The availability of upcoming flight opportunities added an exciting dimension to the project. In order to raise the TRL's to maximum level, demonstration of operation in space was a necessity. The timing of these concepts and the targeted flight opportunities were ideally placed to achieve this.
The DEPLOYTECH project involved eight European partner institutions, and was assisted by NASA Marshall Space Flight Center (as an external consulting partner). The project was funded by the European Commission through the Seventh Framework Programme (FP7).
As part of their involvement in DeployTech, NASA Marshall Space Flight Center has compiled an interactive document (PDF) detailing many of the large deployable technologies created to date.
One of the boom designs under consideration for the DEPLOYTECH project is the Conical Boom concept. In their deployed state, these booms are thin-walled, slightly tapered cylinders. The taper allows the cylinder to be folded inside-out repeatedly without difficulty. The internal folding greatly shortens the boom, allowing it to be stored in a small space. When inflation gas is introduced into the base of the folded boom, skin friction causes the boom to deploy in a controlled manner.
Previous inflatable structure based missions
Inflatable space structures have been of interest in the United States at least since the early 1960's. The number of space missions featuring inflatable structural components is small, despite a large quantity of research having been performed in support of inflatable space structures as a concept.
The early spherical inflatable satellites were experiments in satellite triangulation and passive communication. Their large, metal-coated surfaces were reflective to a broad range of frequencies, and were often clearly visible in the night sky. These early missions illustrate the types of applications for which inflatables are well suited: large, lightweight, and with low structural loads.
The significant challenges involved in producing a reliably deployable inflatable structure limit the range of practical geometries which can be employed. This is reflected in the types of structures which have been launched to date. Specifically, deployed shapes are usually limited to spheres and cylinders (a notable exception being the lenticular inflatable reflector of L'Garde's Inflatable Antenna Experiment).
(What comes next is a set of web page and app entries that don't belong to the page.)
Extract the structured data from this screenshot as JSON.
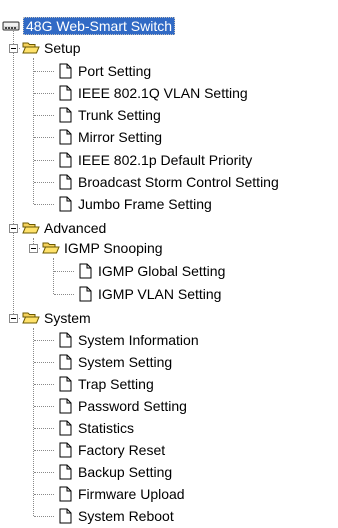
{
  "tree": {
    "root": {
      "label": "48G Web-Smart Switch",
      "icon": "switch-icon"
    },
    "setup": {
      "label": "Setup",
      "items": [
        "Port Setting",
        "IEEE 802.1Q VLAN Setting",
        "Trunk Setting",
        "Mirror Setting",
        "IEEE 802.1p Default Priority",
        "Broadcast Storm Control Setting",
        "Jumbo Frame Setting"
      ]
    },
    "advanced": {
      "label": "Advanced",
      "igmp": {
        "label": "IGMP Snooping",
        "items": [
          "IGMP Global Setting",
          "IGMP VLAN Setting"
        ]
      }
    },
    "system": {
      "label": "System",
      "items": [
        "System Information",
        "System Setting",
        "Trap Setting",
        "Password Setting",
        "Statistics",
        "Factory Reset",
        "Backup Setting",
        "Firmware Upload",
        "System Reboot"
      ]
    }
  },
  "colors": {
    "selection": "#316ac5",
    "folder": "#ffe26b",
    "connector": "#8a8a8a"
  }
}
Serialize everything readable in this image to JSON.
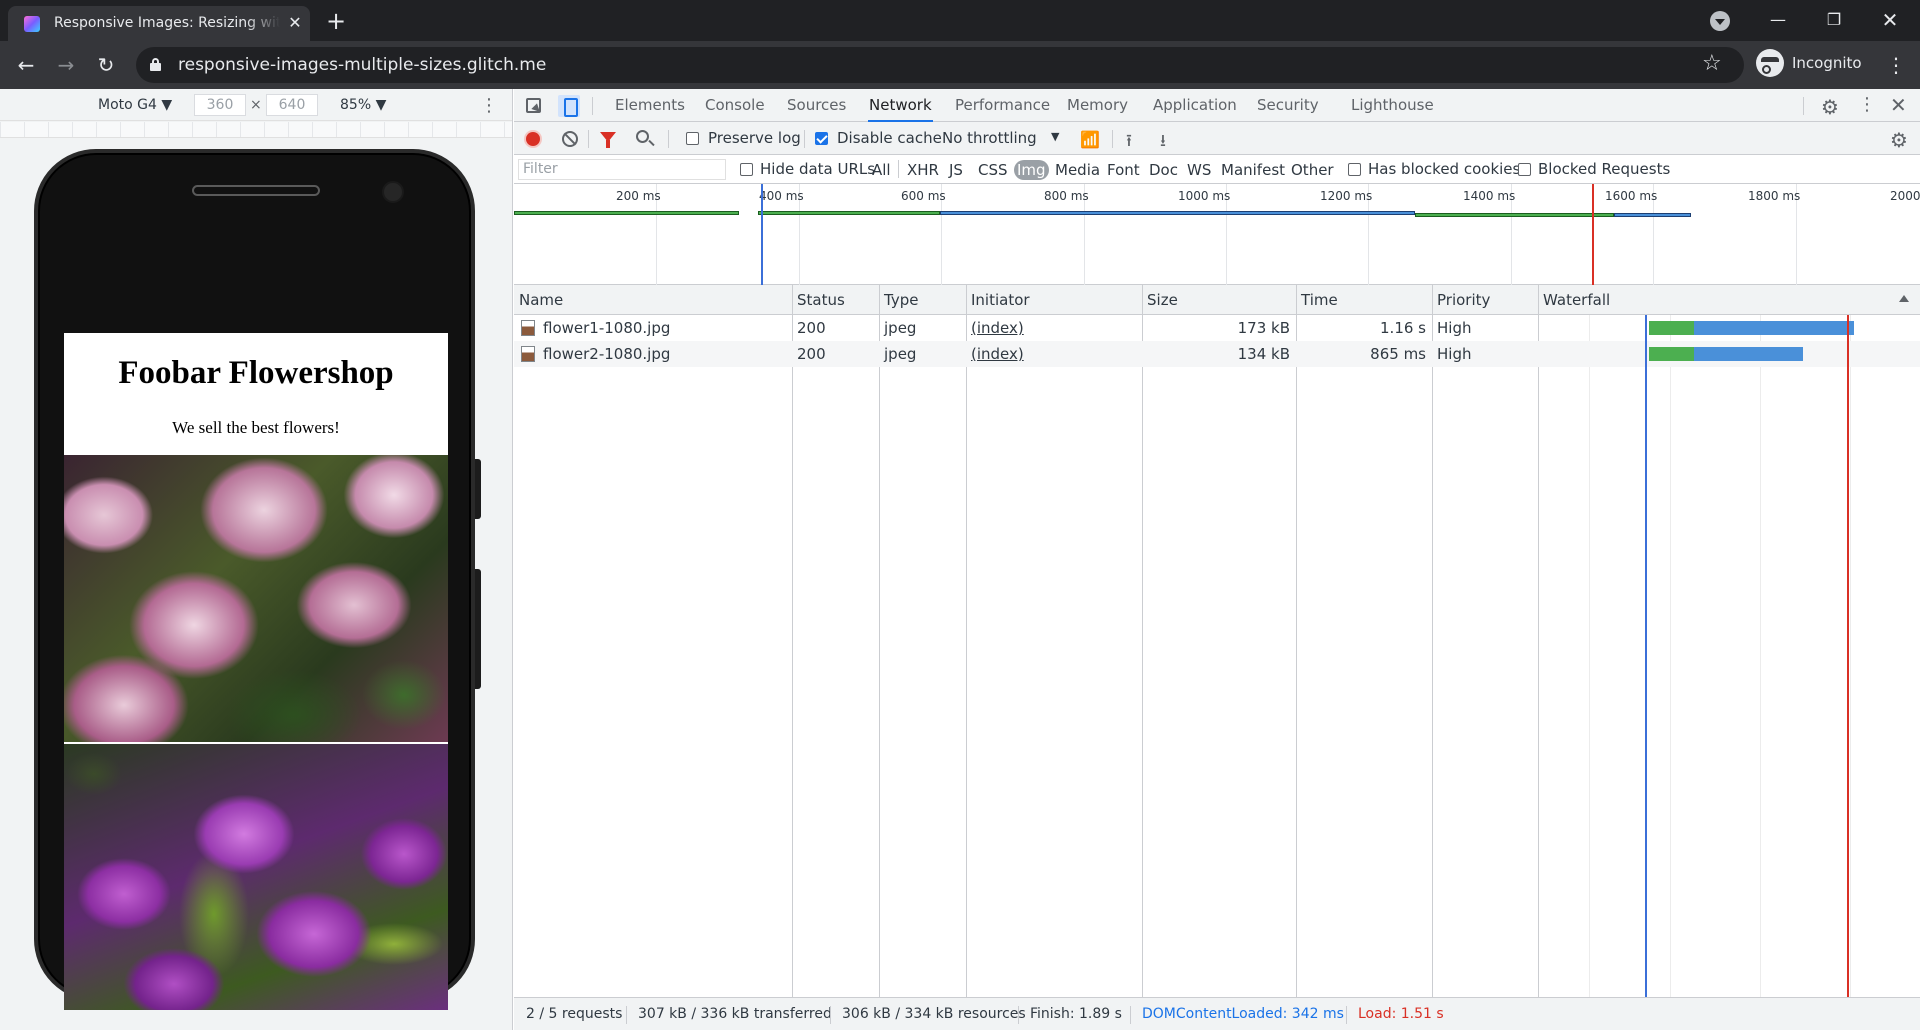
{
  "browser": {
    "tab_title": "Responsive Images: Resizing with",
    "tab_close_glyph": "✕",
    "new_tab_glyph": "+",
    "url": "responsive-images-multiple-sizes.glitch.me",
    "profile_label": "Incognito",
    "icons": [
      "back-arrow-icon",
      "forward-arrow-icon",
      "reload-icon",
      "lock-icon",
      "star-icon",
      "incognito-icon",
      "more-vert-icon",
      "tab-search-icon",
      "minimize-icon",
      "maximize-icon",
      "close-icon"
    ]
  },
  "device_toolbar": {
    "device": "Moto G4 ▼",
    "width": "360",
    "times": "×",
    "height": "640",
    "zoom": "85% ▼"
  },
  "site": {
    "title": "Foobar Flowershop",
    "subtitle": "We sell the best flowers!"
  },
  "devtools": {
    "tabs": [
      "Elements",
      "Console",
      "Sources",
      "Network",
      "Performance",
      "Memory",
      "Application",
      "Security",
      "Lighthouse"
    ],
    "active_tab": "Network",
    "toolbar": {
      "preserve_log": "Preserve log",
      "preserve_log_checked": false,
      "disable_cache": "Disable cache",
      "disable_cache_checked": true,
      "throttling": "No throttling"
    },
    "filter": {
      "placeholder": "Filter",
      "hide_data_urls": "Hide data URLs",
      "types": [
        "All",
        "XHR",
        "JS",
        "CSS",
        "Img",
        "Media",
        "Font",
        "Doc",
        "WS",
        "Manifest",
        "Other"
      ],
      "active_type": "Img",
      "has_blocked_cookies": "Has blocked cookies",
      "blocked_requests": "Blocked Requests"
    },
    "overview": {
      "ticks": [
        "200 ms",
        "400 ms",
        "600 ms",
        "800 ms",
        "1000 ms",
        "1200 ms",
        "1400 ms",
        "1600 ms",
        "1800 ms",
        "2000"
      ]
    },
    "columns": [
      "Name",
      "Status",
      "Type",
      "Initiator",
      "Size",
      "Time",
      "Priority",
      "Waterfall"
    ],
    "requests": [
      {
        "name": "flower1-1080.jpg",
        "status": "200",
        "type": "jpeg",
        "initiator": "(index)",
        "size": "173 kB",
        "time": "1.16 s",
        "priority": "High"
      },
      {
        "name": "flower2-1080.jpg",
        "status": "200",
        "type": "jpeg",
        "initiator": "(index)",
        "size": "134 kB",
        "time": "865 ms",
        "priority": "High"
      }
    ],
    "summary": {
      "requests": "2 / 5 requests",
      "transferred": "307 kB / 336 kB transferred",
      "resources": "306 kB / 334 kB resources",
      "finish": "Finish: 1.89 s",
      "dom_content_loaded": "DOMContentLoaded: 342 ms",
      "load": "Load: 1.51 s"
    },
    "colors": {
      "accent": "#1a73e8",
      "waiting": "#4caf50",
      "download": "#4a90d9",
      "dcl_line": "#3b6fd8",
      "load_line": "#d93025"
    }
  }
}
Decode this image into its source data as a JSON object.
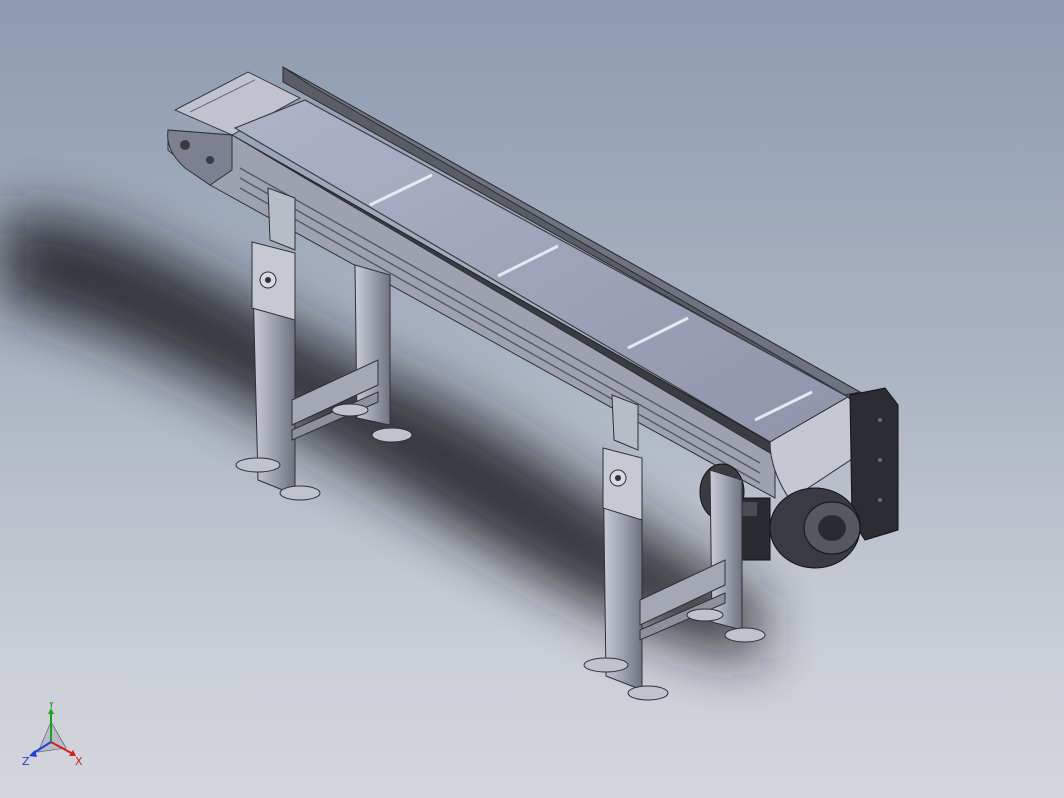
{
  "triad": {
    "x_label": "X",
    "y_label": "Y",
    "z_label": "Z"
  },
  "colors": {
    "background_top": "#8e9bb0",
    "background_bottom": "#d3d6dc",
    "belt": "#9aa0b8",
    "frame_dark": "#4a4d55",
    "frame_light": "#b5b9c6",
    "motor": "#2b2c30",
    "axis_x": "#d02020",
    "axis_y": "#20a020",
    "axis_z": "#2040d0"
  }
}
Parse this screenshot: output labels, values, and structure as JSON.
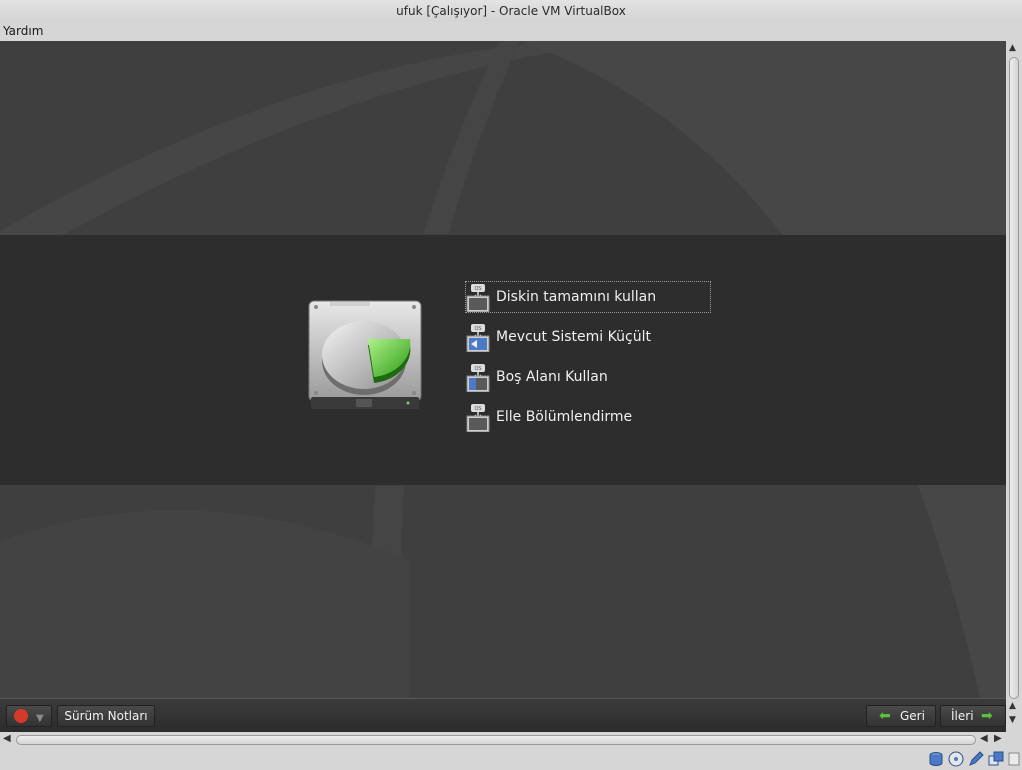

Just like a regular balloon, the inflation gas used to drive inflatable structure deployment eventually escapes. When it does, the structure will lose its rigidity unless its skin is rigidizable. Some of the inflatables launched to date have been rigidizable, while others have not. A great many methods of rigidization have been proposed, but only two have actually flown: stretched metal laminates, and Sub-Tg (glass transition) resins.
Metal laminate skins consist of very thin layers of metal foil (usually aluminium) bonded to similarly thin layers of polymer. Once a metal laminate inflatable structure has been deployed, it is slightly over-inflated, causing the metal in the skin to strain harden and the surface to become very smooth. The resulting structure remains rigid after the escape of the inflation gas. Missions making use of stretched metal laminate rigidisation include Echo II and Explorer IX and XIX.
Glass transition resins are used in combination with high tenacity fibres to produce a composite which is flexible above a certain temperature, but rigid below its glass transition point. Inflatable skins made of composites like these are heated before deployment, and allowed to cool in space once deployment is complete, resulting in a rigid structure. Missions making use of glass transition resins include the Cibola Flight Experiment, and the RIGEX shuttle experiment.